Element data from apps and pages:
──────────
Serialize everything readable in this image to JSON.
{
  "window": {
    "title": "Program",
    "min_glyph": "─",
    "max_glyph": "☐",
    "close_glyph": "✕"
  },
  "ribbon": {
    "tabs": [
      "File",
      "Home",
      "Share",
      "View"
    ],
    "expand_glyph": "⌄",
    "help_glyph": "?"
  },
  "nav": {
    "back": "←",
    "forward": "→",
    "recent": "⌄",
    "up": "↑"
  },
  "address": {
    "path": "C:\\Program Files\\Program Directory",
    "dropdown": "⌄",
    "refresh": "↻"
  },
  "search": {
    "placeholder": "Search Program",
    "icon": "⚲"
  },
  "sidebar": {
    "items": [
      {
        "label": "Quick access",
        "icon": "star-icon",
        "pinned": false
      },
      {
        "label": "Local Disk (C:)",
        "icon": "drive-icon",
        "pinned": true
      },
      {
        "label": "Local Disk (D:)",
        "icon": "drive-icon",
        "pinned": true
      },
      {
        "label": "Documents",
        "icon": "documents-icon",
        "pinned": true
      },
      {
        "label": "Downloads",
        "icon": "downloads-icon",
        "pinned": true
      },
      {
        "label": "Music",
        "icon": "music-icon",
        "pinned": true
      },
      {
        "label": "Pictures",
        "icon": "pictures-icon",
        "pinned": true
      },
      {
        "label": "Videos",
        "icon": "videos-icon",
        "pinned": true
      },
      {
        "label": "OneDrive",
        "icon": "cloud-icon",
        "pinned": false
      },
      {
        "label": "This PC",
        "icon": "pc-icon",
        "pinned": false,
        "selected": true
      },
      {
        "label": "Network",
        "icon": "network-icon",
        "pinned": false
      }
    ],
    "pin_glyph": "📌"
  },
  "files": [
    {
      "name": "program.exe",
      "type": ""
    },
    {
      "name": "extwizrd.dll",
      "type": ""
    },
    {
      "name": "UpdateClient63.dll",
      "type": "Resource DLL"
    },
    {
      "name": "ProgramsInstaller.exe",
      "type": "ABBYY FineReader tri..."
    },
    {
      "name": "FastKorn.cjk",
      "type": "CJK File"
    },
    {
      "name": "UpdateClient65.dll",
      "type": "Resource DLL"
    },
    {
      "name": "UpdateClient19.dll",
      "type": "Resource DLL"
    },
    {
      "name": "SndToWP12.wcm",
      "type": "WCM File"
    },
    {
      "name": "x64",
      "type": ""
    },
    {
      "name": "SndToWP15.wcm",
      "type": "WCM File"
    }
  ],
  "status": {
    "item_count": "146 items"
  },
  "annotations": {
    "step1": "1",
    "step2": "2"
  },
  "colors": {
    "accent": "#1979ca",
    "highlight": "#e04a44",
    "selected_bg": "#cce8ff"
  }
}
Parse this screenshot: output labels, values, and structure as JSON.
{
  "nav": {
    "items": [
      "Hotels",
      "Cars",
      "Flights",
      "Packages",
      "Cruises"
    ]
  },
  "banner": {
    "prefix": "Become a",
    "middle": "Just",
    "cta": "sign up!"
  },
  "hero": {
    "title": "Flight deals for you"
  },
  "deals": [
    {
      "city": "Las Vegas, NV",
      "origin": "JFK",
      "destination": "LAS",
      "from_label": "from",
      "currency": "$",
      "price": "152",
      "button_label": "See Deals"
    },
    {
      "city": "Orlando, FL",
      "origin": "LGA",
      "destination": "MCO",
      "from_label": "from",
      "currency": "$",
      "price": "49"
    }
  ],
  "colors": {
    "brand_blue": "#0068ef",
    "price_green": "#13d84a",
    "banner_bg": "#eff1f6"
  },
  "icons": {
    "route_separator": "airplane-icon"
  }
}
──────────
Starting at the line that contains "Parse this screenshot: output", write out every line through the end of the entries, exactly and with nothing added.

Parse this screenshot: output labels, values, and structure as JSON.
{
  "nav": {
    "items": [
      "Hotels",
      "Cars",
      "Flights",
      "Packages",
      "Cruises"
    ]
  },
  "banner": {
    "prefix": "Become a",
    "middle": "Just",
    "cta": "sign up!"
  },
  "hero": {
    "title": "Flight deals for you"
  },
  "deals": [
    {
      "city": "Las Vegas, NV",
      "origin": "JFK",
      "destination": "LAS",
      "from_label": "from",
      "currency": "$",
      "price": "152",
      "button_label": "See Deals"
    },
    {
      "city": "Orlando, FL",
      "origin": "LGA",
      "destination": "MCO",
      "from_label": "from",
      "currency": "$",
      "price": "49"
    }
  ],
  "colors": {
    "brand_blue": "#0068ef",
    "price_green": "#13d84a",
    "banner_bg": "#eff1f6"
  },
  "icons": {
    "route_separator": "airplane-icon"
  }
}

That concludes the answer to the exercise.